Tuesday, 11 December 2018


Fruit Texture: measurement of flesh firmness of non-homogeneous fruits


Multiple puncture test on melon

Testing fruits of non-homogenous nature or variable texture, such as water melons where there is a high seed content, is not only tricky by any puncture, shearing or compression method, but often results in low reproducibility and misleading data.


In any of these tests, the data may show wide variances between maximum and minimum force resistance, depending upon whether the probe or fixture meets with less or more seeds or variable texture when tested. By penetrating the product in several areas at the same time, the Multiple Puncture Probe produces an averaging effect and is therefore more representative.

Tuesday, 4 December 2018


Fruit Texture: measurement of flesh firmness of prepared homogeneous fruit samples


Mango cube
A compression test may be the preferred test method, but where fruit samples vary in size this will immediately reflect in the magnitude of force measured as it is subject to surface area differences and consequently the reproducibility of results will be poor.


In this instance, the fruit will be required to be prepared into pieces of accurate dimensions – usually cubes or cylinders.

Tuesday, 27 November 2018

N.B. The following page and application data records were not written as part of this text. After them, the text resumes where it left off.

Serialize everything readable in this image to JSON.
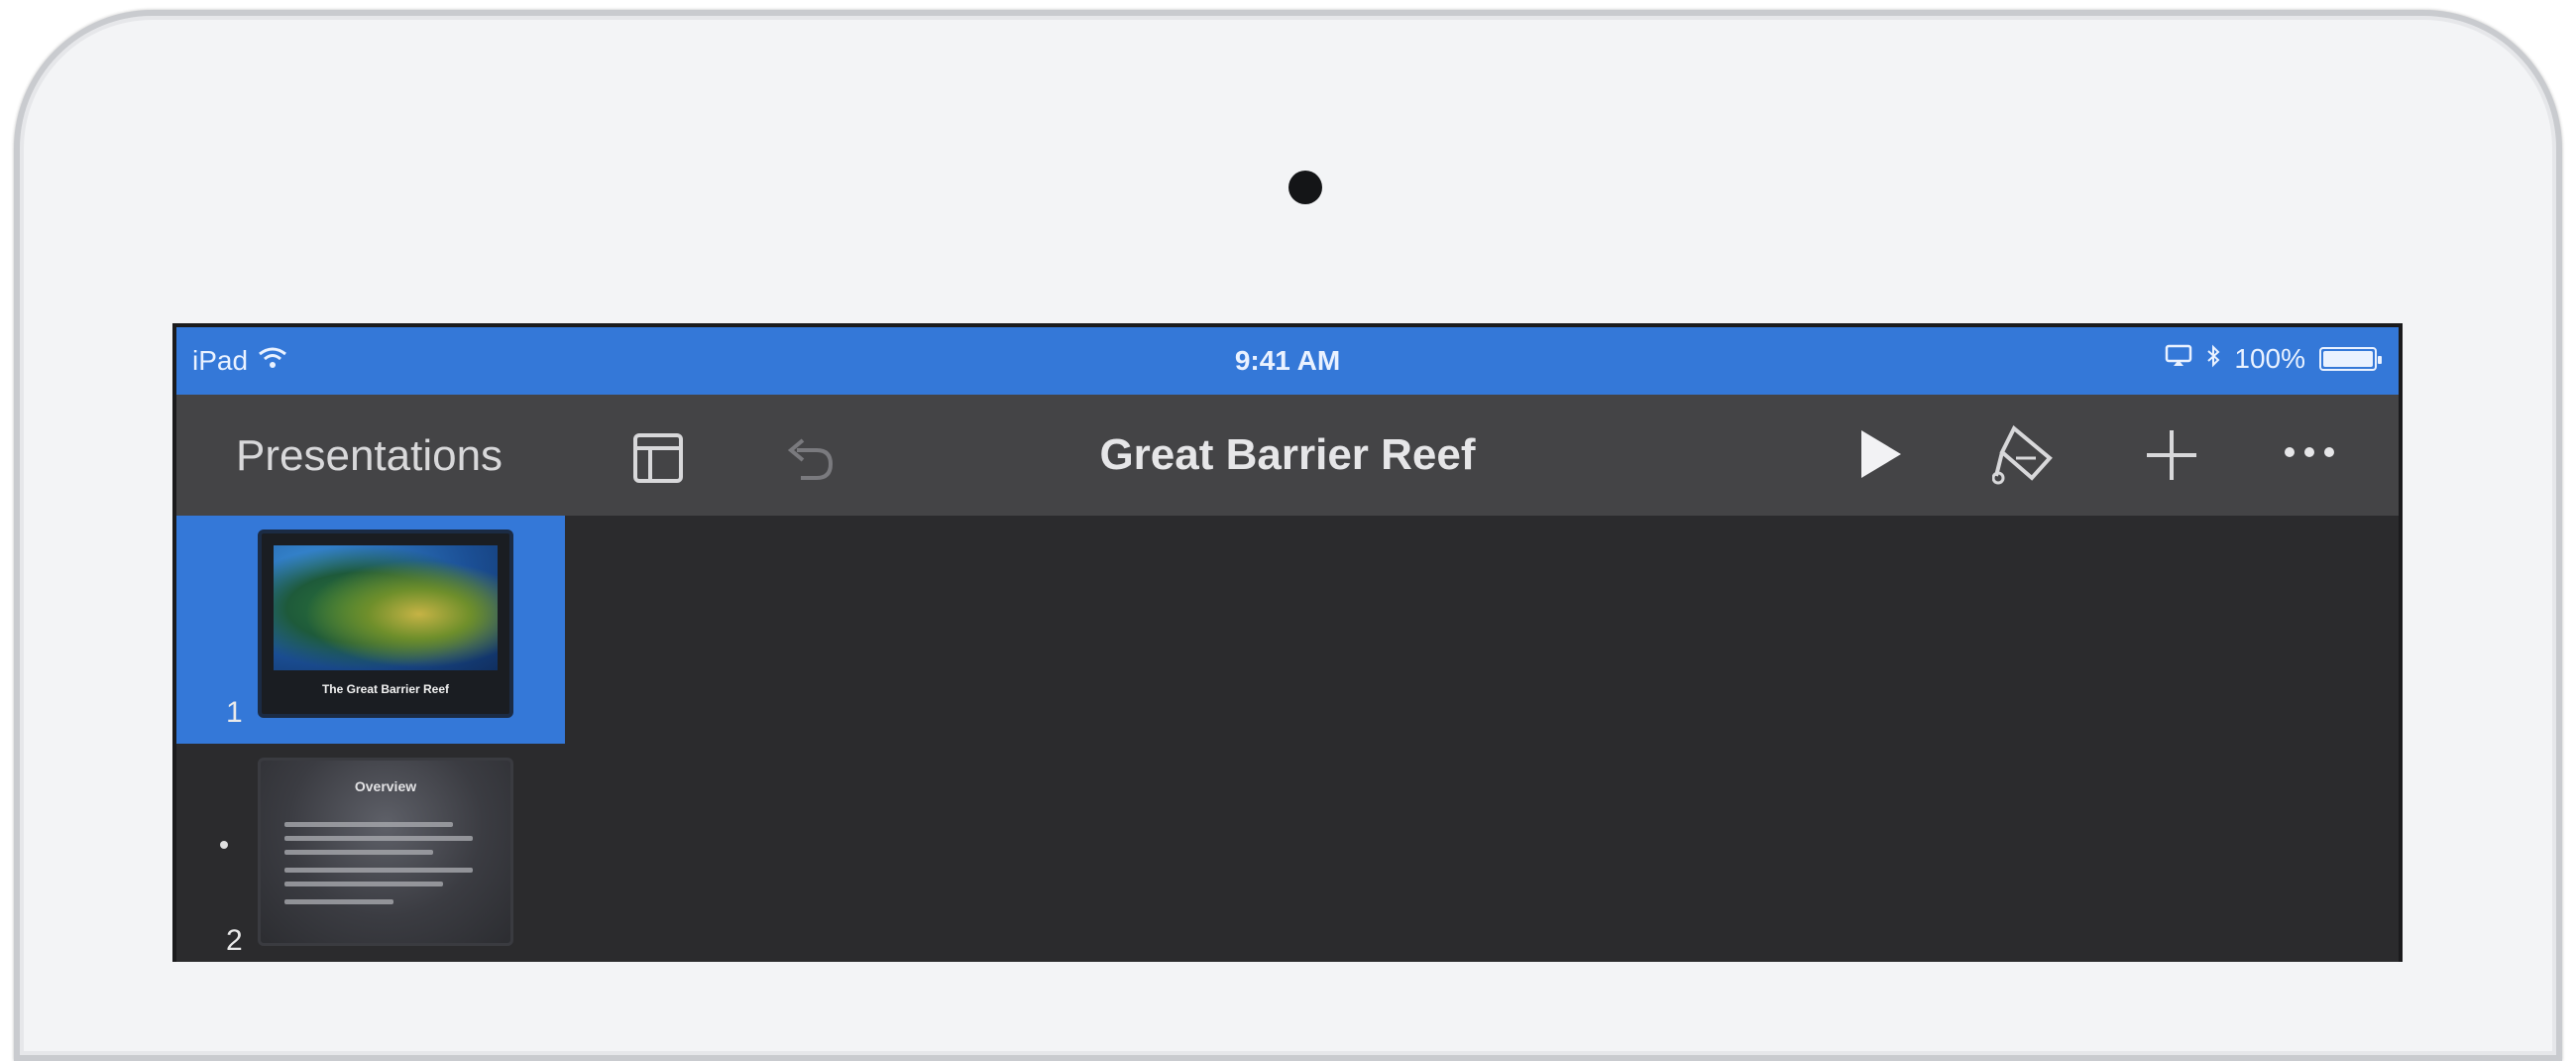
{
  "status_bar": {
    "device": "iPad",
    "time": "9:41 AM",
    "battery": "100%",
    "battery_level": 1.0
  },
  "toolbar": {
    "back_label": "Presentations",
    "title": "Great Barrier Reef",
    "icons": [
      "sidebar-icon",
      "undo-icon",
      "play-icon",
      "format-brush-icon",
      "plus-icon",
      "more-icon"
    ]
  },
  "navigator": {
    "slides": [
      {
        "number": "1",
        "caption": "The Great Barrier Reef",
        "selected": true
      },
      {
        "number": "2",
        "heading": "Overview",
        "selected": false
      }
    ]
  },
  "colors": {
    "accent": "#3478d8",
    "toolbar": "#444446",
    "background": "#2b2b2d"
  }
}
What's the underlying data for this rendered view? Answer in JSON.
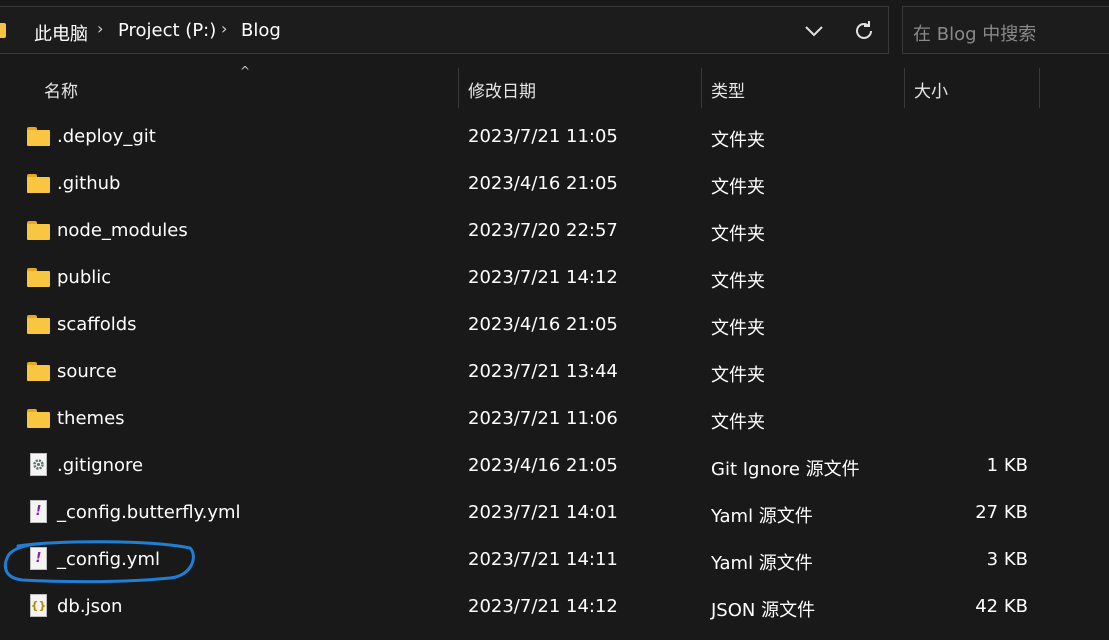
{
  "breadcrumb": {
    "items": [
      "此电脑",
      "Project (P:)",
      "Blog"
    ],
    "separator": "›"
  },
  "search": {
    "placeholder": "在 Blog 中搜索"
  },
  "columns": {
    "name": "名称",
    "modified": "修改日期",
    "type": "类型",
    "size": "大小"
  },
  "files": [
    {
      "name": ".deploy_git",
      "modified": "2023/7/21 11:05",
      "type": "文件夹",
      "size": "",
      "icon": "folder-icon"
    },
    {
      "name": ".github",
      "modified": "2023/4/16 21:05",
      "type": "文件夹",
      "size": "",
      "icon": "folder-icon"
    },
    {
      "name": "node_modules",
      "modified": "2023/7/20 22:57",
      "type": "文件夹",
      "size": "",
      "icon": "folder-icon"
    },
    {
      "name": "public",
      "modified": "2023/7/21 14:12",
      "type": "文件夹",
      "size": "",
      "icon": "folder-icon"
    },
    {
      "name": "scaffolds",
      "modified": "2023/4/16 21:05",
      "type": "文件夹",
      "size": "",
      "icon": "folder-icon"
    },
    {
      "name": "source",
      "modified": "2023/7/21 13:44",
      "type": "文件夹",
      "size": "",
      "icon": "folder-icon"
    },
    {
      "name": "themes",
      "modified": "2023/7/21 11:06",
      "type": "文件夹",
      "size": "",
      "icon": "folder-icon"
    },
    {
      "name": ".gitignore",
      "modified": "2023/4/16 21:05",
      "type": "Git Ignore 源文件",
      "size": "1 KB",
      "icon": "gitignore-file-icon"
    },
    {
      "name": "_config.butterfly.yml",
      "modified": "2023/7/21 14:01",
      "type": "Yaml 源文件",
      "size": "27 KB",
      "icon": "yaml-file-icon"
    },
    {
      "name": "_config.yml",
      "modified": "2023/7/21 14:11",
      "type": "Yaml 源文件",
      "size": "3 KB",
      "icon": "yaml-file-icon"
    },
    {
      "name": "db.json",
      "modified": "2023/7/21 14:12",
      "type": "JSON 源文件",
      "size": "42 KB",
      "icon": "json-file-icon"
    }
  ],
  "colors": {
    "background": "#191919",
    "folder": "#f8c640",
    "annotation_circle": "#1e7fd6"
  }
}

Fruit Texture: measurement of the overall firmness of a weight or quantity of fruits

This type of test commonly applies to:
Kramer Shear Cell
Kramer Shear Cell


a: Soft fruits: drupelets and berries – e.g. cranberries, blueberries, blackberry, raspberry, strawberry, pomegranate arils, grapes

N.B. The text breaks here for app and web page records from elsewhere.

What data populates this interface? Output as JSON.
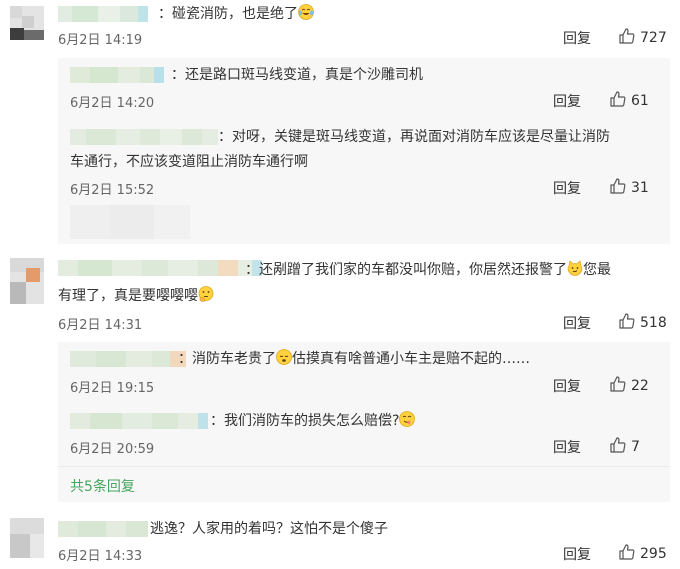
{
  "labels": {
    "reply": "回复"
  },
  "colors": {
    "link_green": "#44a55d",
    "reply_bg": "#f7f7f7"
  },
  "comments": [
    {
      "text": "：碰瓷消防，也是绝了",
      "emoji": "crying-laughing-emoji",
      "time": "6月2日 14:19",
      "likes": "727",
      "replies": [
        {
          "text": "：还是路口斑马线变道，真是个沙雕司机",
          "time": "6月2日 14:20",
          "likes": "61"
        },
        {
          "text_line1": "：对呀，关键是斑马线变道，再说面对消防车应该是尽量让消防",
          "text_line2": "车通行，不应该变道阻止消防车通行啊",
          "time": "6月2日 15:52",
          "likes": "31"
        }
      ]
    },
    {
      "text_line1_a": "：还剐蹭了我们家的车都没叫你赔，你居然还报警了",
      "text_line1_b": "您最",
      "text_line2": "有理了，真是要嘤嘤嘤",
      "time": "6月2日 14:31",
      "likes": "518",
      "replies": [
        {
          "text_a": "：消防车老贵了",
          "text_b": "估摸真有啥普通小车主是赔不起的……",
          "time": "6月2日 19:15",
          "likes": "22"
        },
        {
          "text": "：我们消防车的损失怎么赔偿?",
          "time": "6月2日 20:59",
          "likes": "7"
        }
      ],
      "more": "共5条回复"
    },
    {
      "text": "逃逸？人家用的着吗？这怕不是个傻子",
      "time": "6月2日 14:33",
      "likes": "295"
    }
  ]
}
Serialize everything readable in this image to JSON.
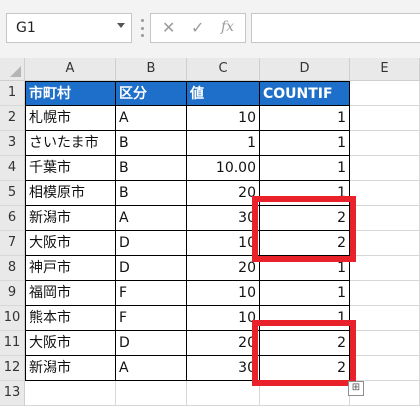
{
  "formula_bar": {
    "name_box": "G1",
    "cancel_icon": "✕",
    "enter_icon": "✓",
    "fx_label": "fx",
    "formula_value": ""
  },
  "columns": [
    "A",
    "B",
    "C",
    "D",
    "E"
  ],
  "row_numbers": [
    "1",
    "2",
    "3",
    "4",
    "5",
    "6",
    "7",
    "8",
    "9",
    "10",
    "11",
    "12",
    "13"
  ],
  "table": {
    "headers": [
      "市町村",
      "区分",
      "値",
      "COUNTIF"
    ],
    "rows": [
      [
        "札幌市",
        "A",
        "10",
        "1"
      ],
      [
        "さいたま市",
        "B",
        "1",
        "1"
      ],
      [
        "千葉市",
        "B",
        "10.00",
        "1"
      ],
      [
        "相模原市",
        "B",
        "20",
        "1"
      ],
      [
        "新潟市",
        "A",
        "30",
        "2"
      ],
      [
        "大阪市",
        "D",
        "10",
        "2"
      ],
      [
        "神戸市",
        "D",
        "20",
        "1"
      ],
      [
        "福岡市",
        "F",
        "10",
        "1"
      ],
      [
        "熊本市",
        "F",
        "10",
        "1"
      ],
      [
        "大阪市",
        "D",
        "20",
        "2"
      ],
      [
        "新潟市",
        "A",
        "30",
        "2"
      ]
    ]
  },
  "highlight_color": "#e8212b",
  "header_fill_color": "#1e6fc9",
  "quick_analysis_icon": "⊞"
}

b: Fibrous samples: such as pomegranates, citrus fruits, pineapples which have been prepared into pieces.
c: Pieces of fruit that have been prepared into smaller pieces e.g. apple cubes.


The primary issue of these types of samples is that they are usually of varying sizes or are of non-homogeneous nature and therefore make comparisons difficult. They therefore have a high variability from piece to piece within the same batch and require a large sample set to be tested. Puncture or compression tests to rupture are possible but usually produce results with poor repeatability.

Tuesday, 20 November 2018

Fruit Texture: measurement of firmness of whole fruit by compression

Lady eating appleFruit can alternatively undergo a mild non-destructive test where the deformation response of a large cylinder probe or platen is measured to effectively mimic the compression between one’s fingers.

However this has the problem of measurement variability due to differing contact area with the fruit surface which varies because of irregularities in fruit shape and size and results may then be compromised for the convenience of using such a test.